Oil futures briefly touched $100 a barrel Tuesday before quickly backing off, as traders remain hesitant to lay big positions without a deal on the U.S. debt ceiling.
Light, sweet crude for September delivery settled up 39 cents, or 0.4%, to $99.59 a barrel on the New York Mercantile Exchange. Brent crude on the ICE futures exchange settled up 34 cents, or 0.3% to $118.28 a barrel.
Nymex crude futures briefly shot as high as $100.62 a barrel, their highest since June 15, before quickly pulling back to settle slightly higher on the day. The intraday rally was spurred by a weaker dollar, which fell as lawmakers remained deadlocked over a deal to raise the U.S. debt limit.
Oil traders are wary of making major trades without a deal. Any failure to reach an agreement before Aug. 2, when the Treasury Department says the government will run out of cash, is likely to trigger a sell-off of risky assets like commodities, analysts have said. News of an agreement, however, could prompt a rally back above $100 a barrel.
In the mean time, trading volumes have remained thin and many market participants have remained on the sidelines.
"We're waiting on the debt deal," said Carl Larry, director of energy derivatives and research at Blue Ocean Brokerage in New York. "That'll be the first hump we need to get over to see trading volumes pick up again."
President Barack Obama warned on Monday that failure to raise the debt ceiling in time risks sparking "a deep economic crisis." The three main ratings agencies have said they would cut the U.S.'s triple-A credit rating if the U.S. defaults.
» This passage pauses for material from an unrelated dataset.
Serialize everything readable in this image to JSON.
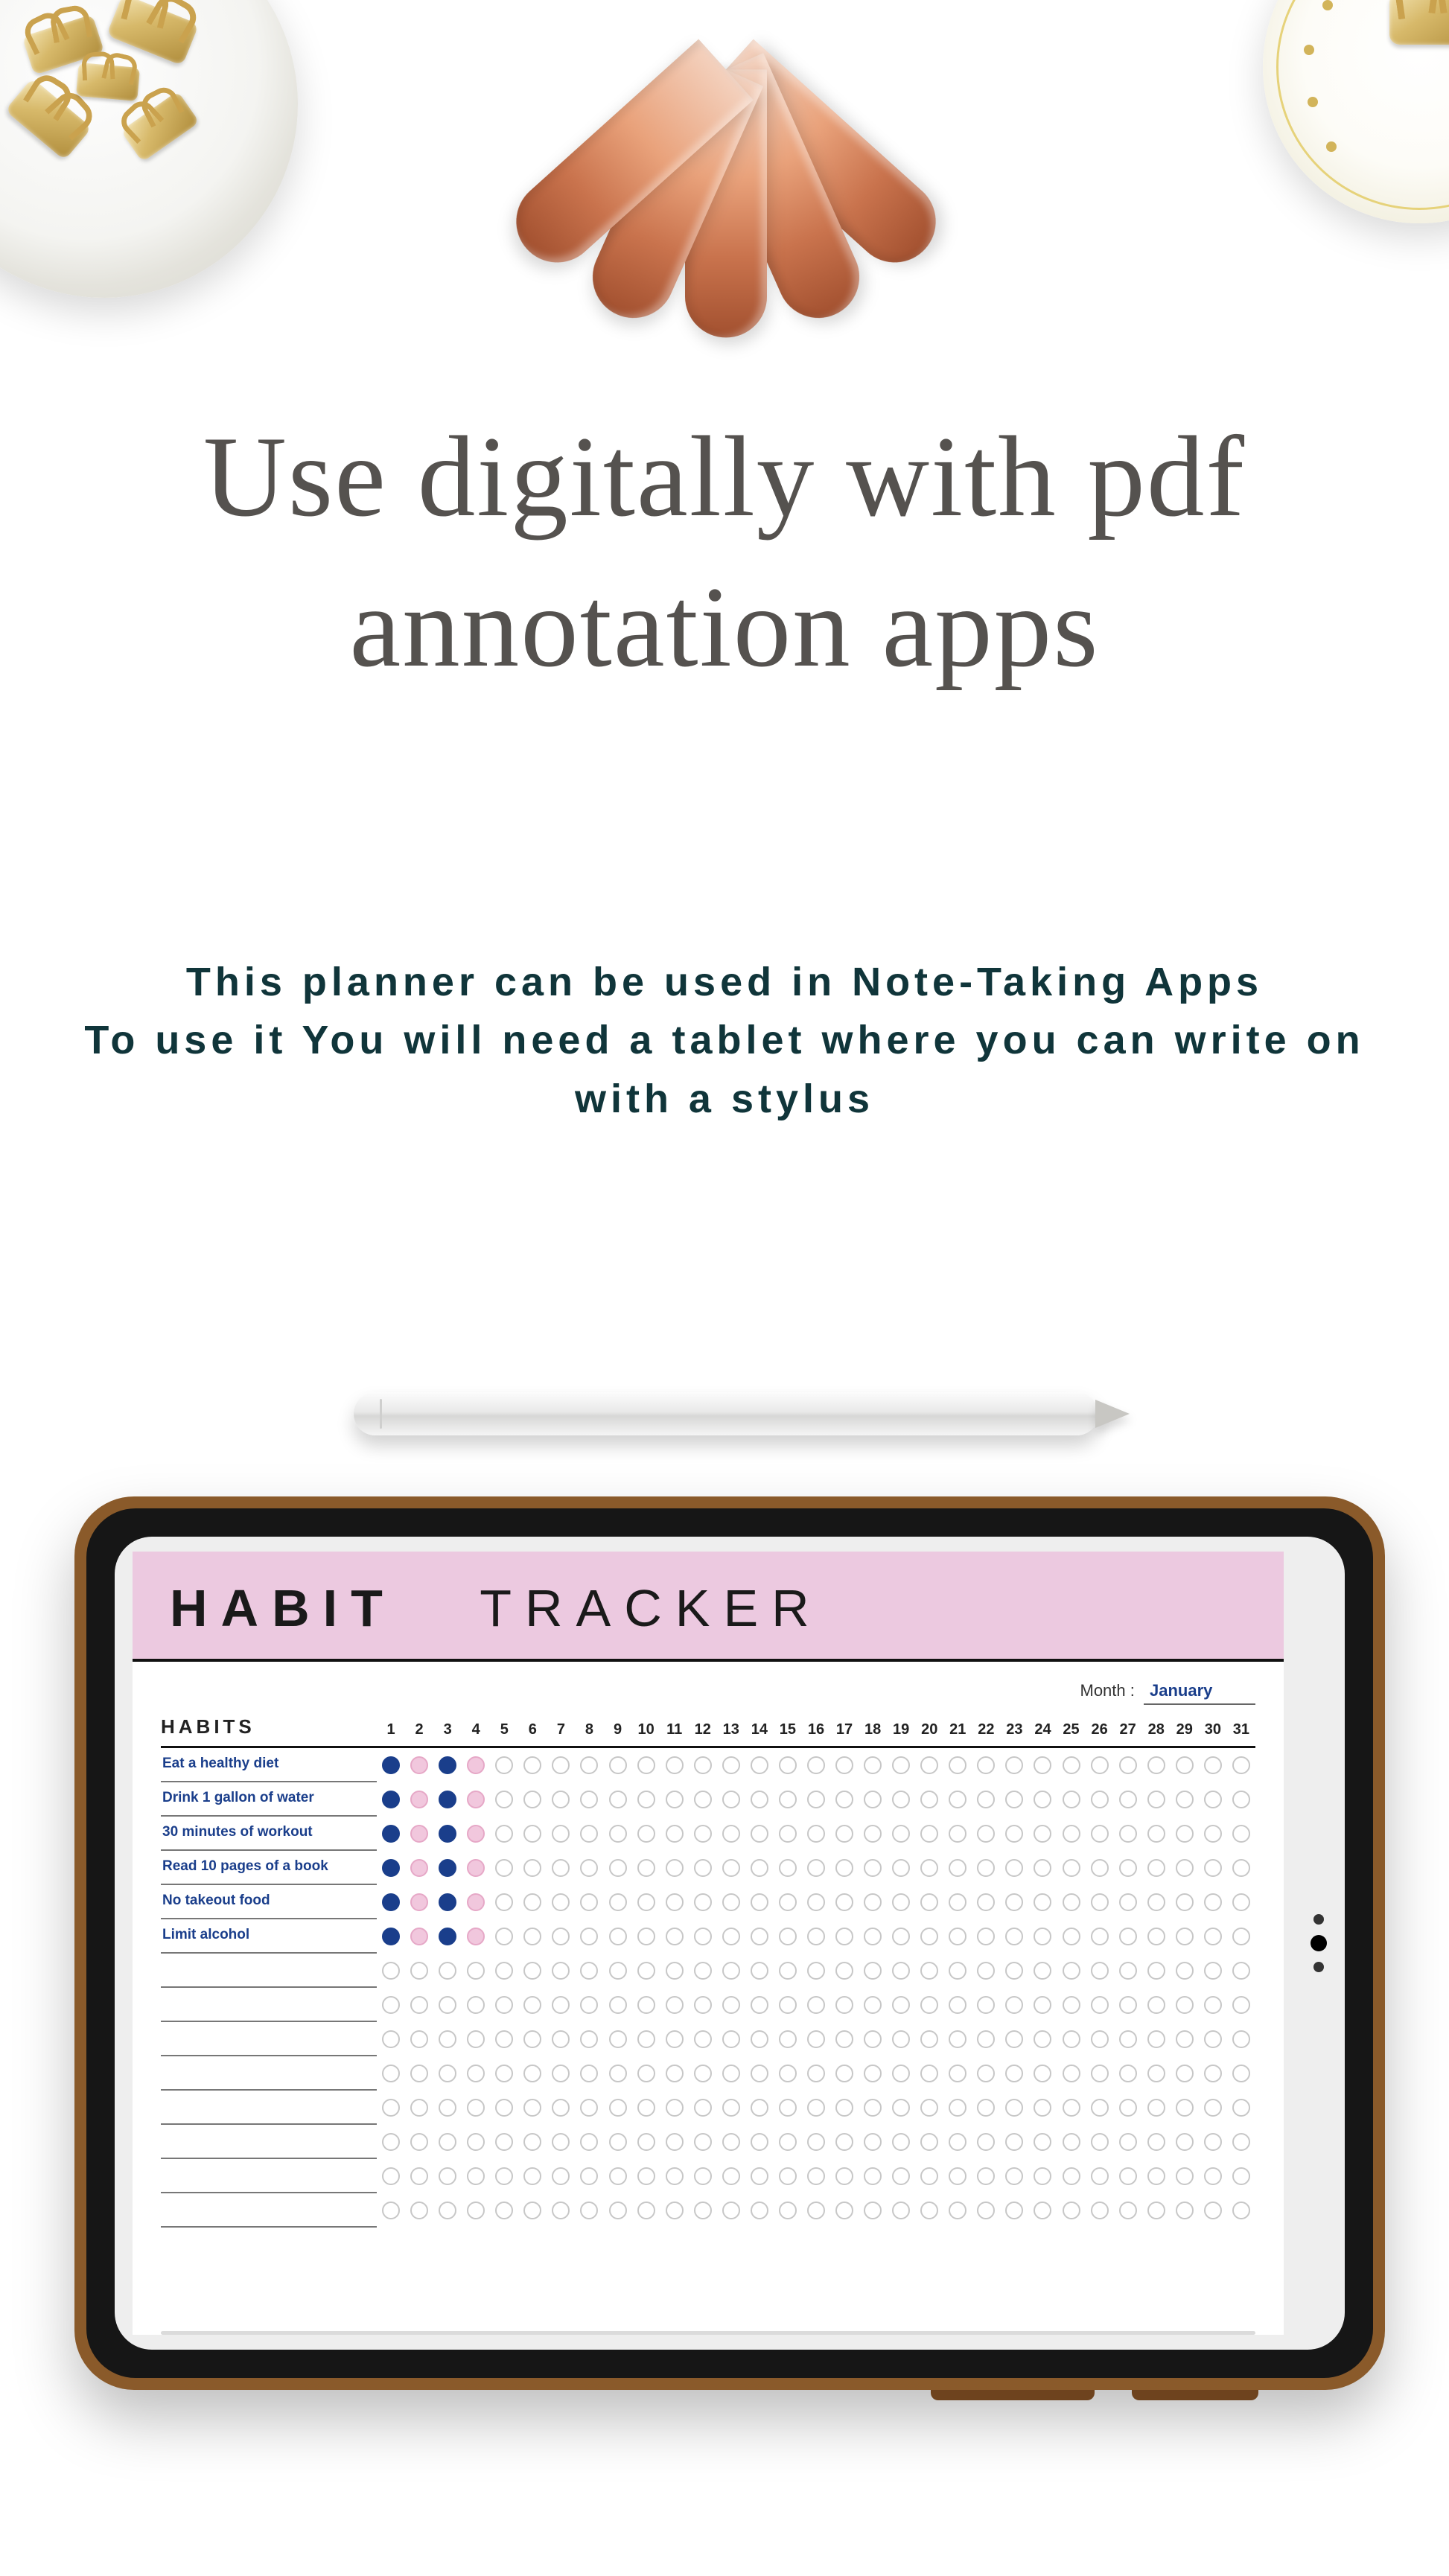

Standard & Poor's has said it could do so even before Aug. 2.
A downgrade could raise the cost of borrowing for businesses and households and could derail the already-fragile economic recovery in the world's largest oil consumer.
Still, the long-term impact of a default on crude prices remains unclear. Analysts have said that a default is likely to erode the U.S. dollar, which typically buoys oil prices by making the commodity more expensive for holders of other currencies. But the impact of a weaker greenback could easily be outweighed if a default meaningfully damages the economic recovery and chips away at oil demand.
"Any firm headline of a U.S. debt extension, we should expect to see an attack of the $100 a barrel," said Olivier Jakob, head of the Swiss consultancy PetroMatrix, in a research report.
Market participants could take trading cues later Tuesday from the American Petroleum Institute's survey of U.S. inventory levels, due at 4:30 p.m. EDT. The Department of Energy is due to release its more closely watched report Wednesday at 10:30 a.m. EDT.
Analysts expect oil stockpiles last week fell 1.4 million barrels, according to a survey by Dow Jones Newswires. Gasoline stocks are seen rising 400,000 barrels, while inventories of distillates, including heating oil and diesel, are expected to climb 1.7 million barrels.
Front-month August reformulated gasoline blendstock, or RBOB, settled up 2.72 cents, or 0.9%, to $3.1536 a gallon. August heating oil settled up 0.56 cent, or 0.2%, to $3.1134 a gallon.